**What the exercise asks**
Would you print the whole listing again, exactly?

**Records for this exercise**
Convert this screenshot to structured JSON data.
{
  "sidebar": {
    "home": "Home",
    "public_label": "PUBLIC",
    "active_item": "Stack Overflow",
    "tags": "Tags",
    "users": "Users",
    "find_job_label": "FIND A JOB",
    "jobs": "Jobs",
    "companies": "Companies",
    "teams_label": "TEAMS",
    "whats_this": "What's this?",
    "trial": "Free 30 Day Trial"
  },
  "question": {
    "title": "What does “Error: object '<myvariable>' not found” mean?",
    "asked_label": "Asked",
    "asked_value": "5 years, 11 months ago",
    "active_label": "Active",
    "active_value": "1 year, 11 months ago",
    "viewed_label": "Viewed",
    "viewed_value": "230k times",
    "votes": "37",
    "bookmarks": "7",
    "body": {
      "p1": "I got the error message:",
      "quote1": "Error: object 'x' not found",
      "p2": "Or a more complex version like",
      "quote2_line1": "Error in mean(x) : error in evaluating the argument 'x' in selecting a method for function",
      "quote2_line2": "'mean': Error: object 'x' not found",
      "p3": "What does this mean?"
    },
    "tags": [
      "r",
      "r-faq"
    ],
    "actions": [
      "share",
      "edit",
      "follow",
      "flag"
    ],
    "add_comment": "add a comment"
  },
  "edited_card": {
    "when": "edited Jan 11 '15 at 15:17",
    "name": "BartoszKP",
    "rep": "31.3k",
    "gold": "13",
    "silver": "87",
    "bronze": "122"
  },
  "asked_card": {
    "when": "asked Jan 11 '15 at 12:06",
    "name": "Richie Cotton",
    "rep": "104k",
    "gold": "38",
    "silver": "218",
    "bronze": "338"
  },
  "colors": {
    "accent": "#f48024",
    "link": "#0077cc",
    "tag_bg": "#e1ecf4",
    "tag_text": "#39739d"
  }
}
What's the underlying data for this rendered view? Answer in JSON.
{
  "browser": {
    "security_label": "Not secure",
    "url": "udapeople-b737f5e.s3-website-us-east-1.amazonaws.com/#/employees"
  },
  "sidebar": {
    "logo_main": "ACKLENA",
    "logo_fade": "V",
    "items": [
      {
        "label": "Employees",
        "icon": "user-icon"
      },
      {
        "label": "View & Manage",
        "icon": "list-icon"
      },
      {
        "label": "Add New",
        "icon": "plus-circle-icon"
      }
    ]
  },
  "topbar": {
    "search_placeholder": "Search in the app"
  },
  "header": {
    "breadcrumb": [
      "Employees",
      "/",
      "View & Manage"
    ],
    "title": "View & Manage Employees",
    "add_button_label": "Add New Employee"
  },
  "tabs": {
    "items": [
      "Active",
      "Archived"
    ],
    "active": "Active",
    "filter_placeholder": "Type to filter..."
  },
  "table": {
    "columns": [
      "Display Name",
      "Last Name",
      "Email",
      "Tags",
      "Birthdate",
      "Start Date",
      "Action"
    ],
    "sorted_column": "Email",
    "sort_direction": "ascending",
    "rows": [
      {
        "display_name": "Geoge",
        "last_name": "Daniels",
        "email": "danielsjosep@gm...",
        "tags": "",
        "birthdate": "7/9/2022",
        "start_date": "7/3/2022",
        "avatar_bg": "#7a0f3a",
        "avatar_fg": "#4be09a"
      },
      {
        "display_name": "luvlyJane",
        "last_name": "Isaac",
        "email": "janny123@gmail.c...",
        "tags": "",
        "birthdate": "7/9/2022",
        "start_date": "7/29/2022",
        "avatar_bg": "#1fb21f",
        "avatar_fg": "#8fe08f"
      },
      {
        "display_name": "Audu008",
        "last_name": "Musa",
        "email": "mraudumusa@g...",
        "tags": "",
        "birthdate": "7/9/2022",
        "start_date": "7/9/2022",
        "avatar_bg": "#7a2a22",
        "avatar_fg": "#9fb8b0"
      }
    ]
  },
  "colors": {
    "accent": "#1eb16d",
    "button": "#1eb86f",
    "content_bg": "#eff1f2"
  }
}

**Result**
Convert this screenshot to structured JSON data.
{
  "sidebar": {
    "home": "Home",
    "public_label": "PUBLIC",
    "active_item": "Stack Overflow",
    "tags": "Tags",
    "users": "Users",
    "find_job_label": "FIND A JOB",
    "jobs": "Jobs",
    "companies": "Companies",
    "teams_label": "TEAMS",
    "whats_this": "What's this?",
    "trial": "Free 30 Day Trial"
  },
  "question": {
    "title": "What does “Error: object '<myvariable>' not found” mean?",
    "asked_label": "Asked",
    "asked_value": "5 years, 11 months ago",
    "active_label": "Active",
    "active_value": "1 year, 11 months ago",
    "viewed_label": "Viewed",
    "viewed_value": "230k times",
    "votes": "37",
    "bookmarks": "7",
    "body": {
      "p1": "I got the error message:",
      "quote1": "Error: object 'x' not found",
      "p2": "Or a more complex version like",
      "quote2_line1": "Error in mean(x) : error in evaluating the argument 'x' in selecting a method for function",
      "quote2_line2": "'mean': Error: object 'x' not found",
      "p3": "What does this mean?"
    },
    "tags": [
      "r",
      "r-faq"
    ],
    "actions": [
      "share",
      "edit",
      "follow",
      "flag"
    ],
    "add_comment": "add a comment"
  },
  "edited_card": {
    "when": "edited Jan 11 '15 at 15:17",
    "name": "BartoszKP",
    "rep": "31.3k",
    "gold": "13",
    "silver": "87",
    "bronze": "122"
  },
  "asked_card": {
    "when": "asked Jan 11 '15 at 12:06",
    "name": "Richie Cotton",
    "rep": "104k",
    "gold": "38",
    "silver": "218",
    "bronze": "338"
  },
  "colors": {
    "accent": "#f48024",
    "link": "#0077cc",
    "tag_bg": "#e1ecf4",
    "tag_text": "#39739d"
  }
}
What's the underlying data for this rendered view? Answer in JSON.
{
  "browser": {
    "security_label": "Not secure",
    "url": "udapeople-b737f5e.s3-website-us-east-1.amazonaws.com/#/employees"
  },
  "sidebar": {
    "logo_main": "ACKLENA",
    "logo_fade": "V",
    "items": [
      {
        "label": "Employees",
        "icon": "user-icon"
      },
      {
        "label": "View & Manage",
        "icon": "list-icon"
      },
      {
        "label": "Add New",
        "icon": "plus-circle-icon"
      }
    ]
  },
  "topbar": {
    "search_placeholder": "Search in the app"
  },
  "header": {
    "breadcrumb": [
      "Employees",
      "/",
      "View & Manage"
    ],
    "title": "View & Manage Employees",
    "add_button_label": "Add New Employee"
  },
  "tabs": {
    "items": [
      "Active",
      "Archived"
    ],
    "active": "Active",
    "filter_placeholder": "Type to filter..."
  },
  "table": {
    "columns": [
      "Display Name",
      "Last Name",
      "Email",
      "Tags",
      "Birthdate",
      "Start Date",
      "Action"
    ],
    "sorted_column": "Email",
    "sort_direction": "ascending",
    "rows": [
      {
        "display_name": "Geoge",
        "last_name": "Daniels",
        "email": "danielsjosep@gm...",
        "tags": "",
        "birthdate": "7/9/2022",
        "start_date": "7/3/2022",
        "avatar_bg": "#7a0f3a",
        "avatar_fg": "#4be09a"
      },
      {
        "display_name": "luvlyJane",
        "last_name": "Isaac",
        "email": "janny123@gmail.c...",
        "tags": "",
        "birthdate": "7/9/2022",
        "start_date": "7/29/2022",
        "avatar_bg": "#1fb21f",
        "avatar_fg": "#8fe08f"
      },
      {
        "display_name": "Audu008",
        "last_name": "Musa",
        "email": "mraudumusa@g...",
        "tags": "",
        "birthdate": "7/9/2022",
        "start_date": "7/9/2022",
        "avatar_bg": "#7a2a22",
        "avatar_fg": "#9fb8b0"
      }
    ]
  },
  "colors": {
    "accent": "#1eb16d",
    "button": "#1eb86f",
    "content_bg": "#eff1f2"
  }
}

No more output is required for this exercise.